# EXERCISE DATA
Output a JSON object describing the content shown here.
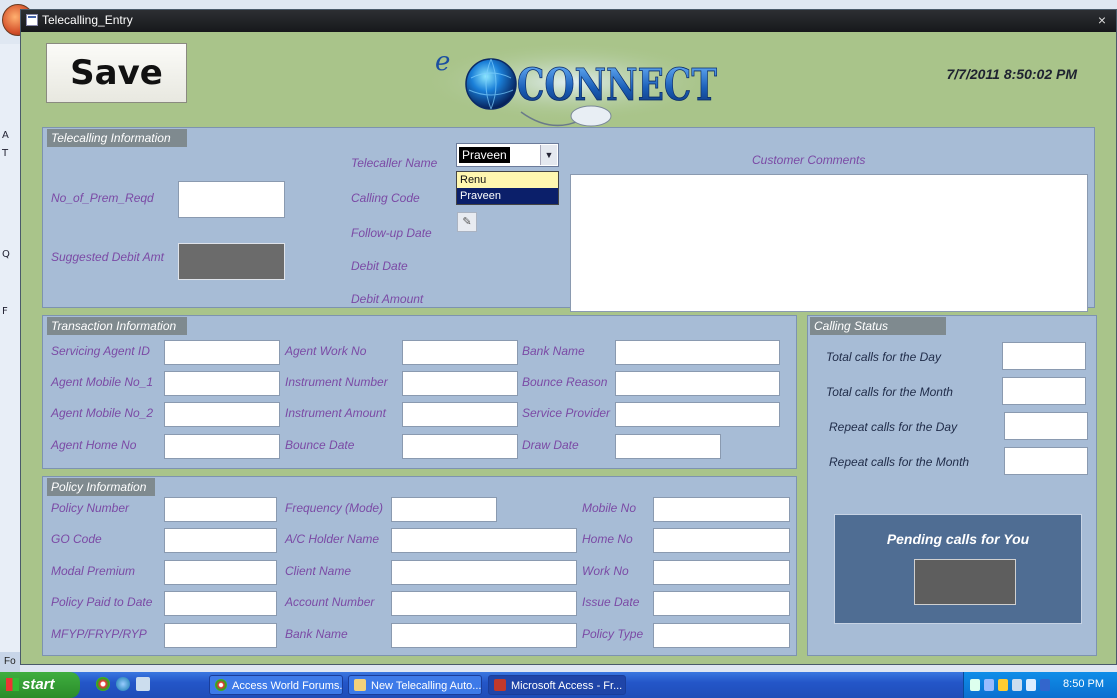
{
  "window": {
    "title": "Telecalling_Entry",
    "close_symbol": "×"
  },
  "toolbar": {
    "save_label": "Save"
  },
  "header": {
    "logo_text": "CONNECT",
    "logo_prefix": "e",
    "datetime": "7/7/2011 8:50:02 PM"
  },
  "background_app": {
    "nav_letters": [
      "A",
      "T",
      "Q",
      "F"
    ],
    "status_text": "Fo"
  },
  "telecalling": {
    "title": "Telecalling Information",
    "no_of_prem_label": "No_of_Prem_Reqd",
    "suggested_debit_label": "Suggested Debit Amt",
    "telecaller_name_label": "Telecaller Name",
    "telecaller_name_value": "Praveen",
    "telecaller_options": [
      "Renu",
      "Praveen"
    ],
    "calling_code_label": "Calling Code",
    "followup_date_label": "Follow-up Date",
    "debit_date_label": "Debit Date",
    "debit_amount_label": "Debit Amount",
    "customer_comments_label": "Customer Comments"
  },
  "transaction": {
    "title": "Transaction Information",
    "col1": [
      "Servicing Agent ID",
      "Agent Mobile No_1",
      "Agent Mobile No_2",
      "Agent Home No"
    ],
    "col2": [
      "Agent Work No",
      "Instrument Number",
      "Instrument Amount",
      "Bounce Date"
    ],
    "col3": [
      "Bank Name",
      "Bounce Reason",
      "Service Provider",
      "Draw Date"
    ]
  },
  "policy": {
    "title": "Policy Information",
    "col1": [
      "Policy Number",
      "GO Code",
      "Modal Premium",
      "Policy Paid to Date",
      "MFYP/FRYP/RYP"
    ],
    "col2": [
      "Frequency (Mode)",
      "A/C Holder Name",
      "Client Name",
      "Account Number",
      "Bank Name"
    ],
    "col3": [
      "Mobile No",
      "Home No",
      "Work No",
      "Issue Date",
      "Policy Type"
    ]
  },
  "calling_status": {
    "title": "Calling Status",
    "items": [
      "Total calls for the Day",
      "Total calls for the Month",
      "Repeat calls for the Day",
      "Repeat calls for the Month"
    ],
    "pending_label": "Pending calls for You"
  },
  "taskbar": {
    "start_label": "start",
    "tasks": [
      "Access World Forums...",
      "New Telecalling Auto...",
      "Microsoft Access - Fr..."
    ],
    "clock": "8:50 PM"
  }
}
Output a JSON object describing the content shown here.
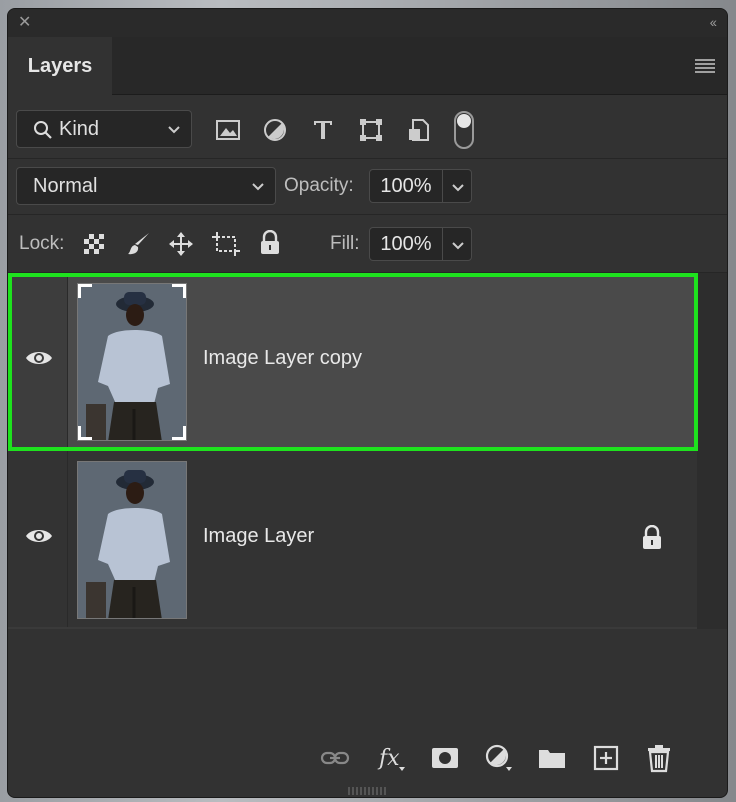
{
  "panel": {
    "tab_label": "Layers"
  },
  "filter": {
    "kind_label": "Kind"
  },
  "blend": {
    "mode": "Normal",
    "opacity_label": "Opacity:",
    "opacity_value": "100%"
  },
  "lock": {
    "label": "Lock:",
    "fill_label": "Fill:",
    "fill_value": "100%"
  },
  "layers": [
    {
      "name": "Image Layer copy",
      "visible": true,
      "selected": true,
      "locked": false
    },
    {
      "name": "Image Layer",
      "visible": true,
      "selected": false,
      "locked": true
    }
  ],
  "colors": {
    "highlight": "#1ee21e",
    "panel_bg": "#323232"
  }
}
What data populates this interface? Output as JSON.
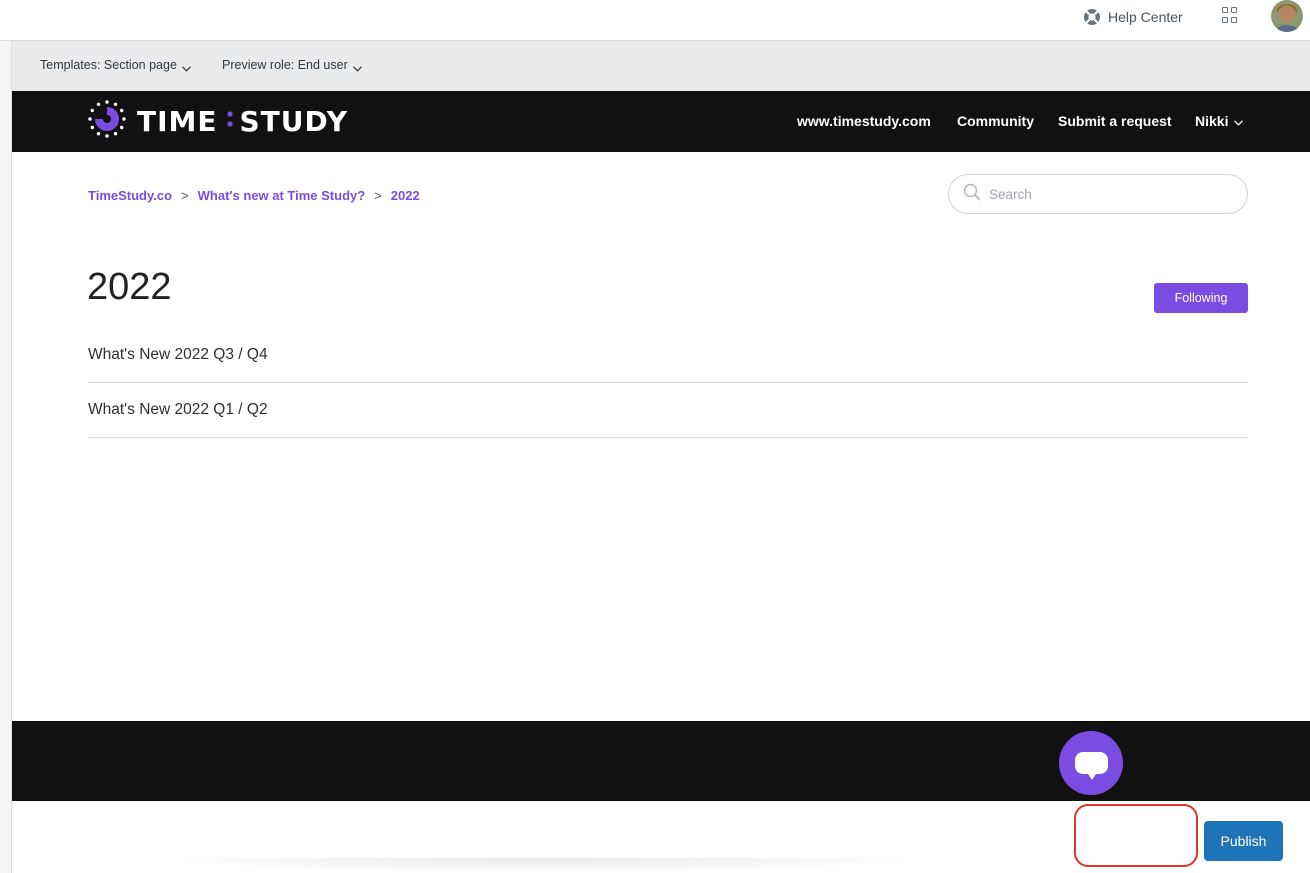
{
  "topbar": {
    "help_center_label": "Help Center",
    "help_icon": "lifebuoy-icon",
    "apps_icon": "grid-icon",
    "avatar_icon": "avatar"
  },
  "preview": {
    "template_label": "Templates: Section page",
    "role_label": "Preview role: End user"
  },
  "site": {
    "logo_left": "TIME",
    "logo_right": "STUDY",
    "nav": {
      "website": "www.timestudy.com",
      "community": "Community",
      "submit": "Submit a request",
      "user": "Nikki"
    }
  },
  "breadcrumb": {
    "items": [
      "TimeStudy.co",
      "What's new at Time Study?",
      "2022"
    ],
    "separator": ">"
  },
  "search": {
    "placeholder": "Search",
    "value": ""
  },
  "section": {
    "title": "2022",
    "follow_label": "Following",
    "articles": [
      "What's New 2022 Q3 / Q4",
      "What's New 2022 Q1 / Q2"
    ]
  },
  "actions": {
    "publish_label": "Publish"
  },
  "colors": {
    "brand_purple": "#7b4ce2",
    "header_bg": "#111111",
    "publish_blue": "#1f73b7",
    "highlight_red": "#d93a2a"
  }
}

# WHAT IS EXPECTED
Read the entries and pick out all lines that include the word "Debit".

# TASK RESPONSE
    "suggested_debit_label": "Suggested Debit Amt",
    "debit_date_label": "Debit Date",
    "debit_amount_label": "Debit Amount",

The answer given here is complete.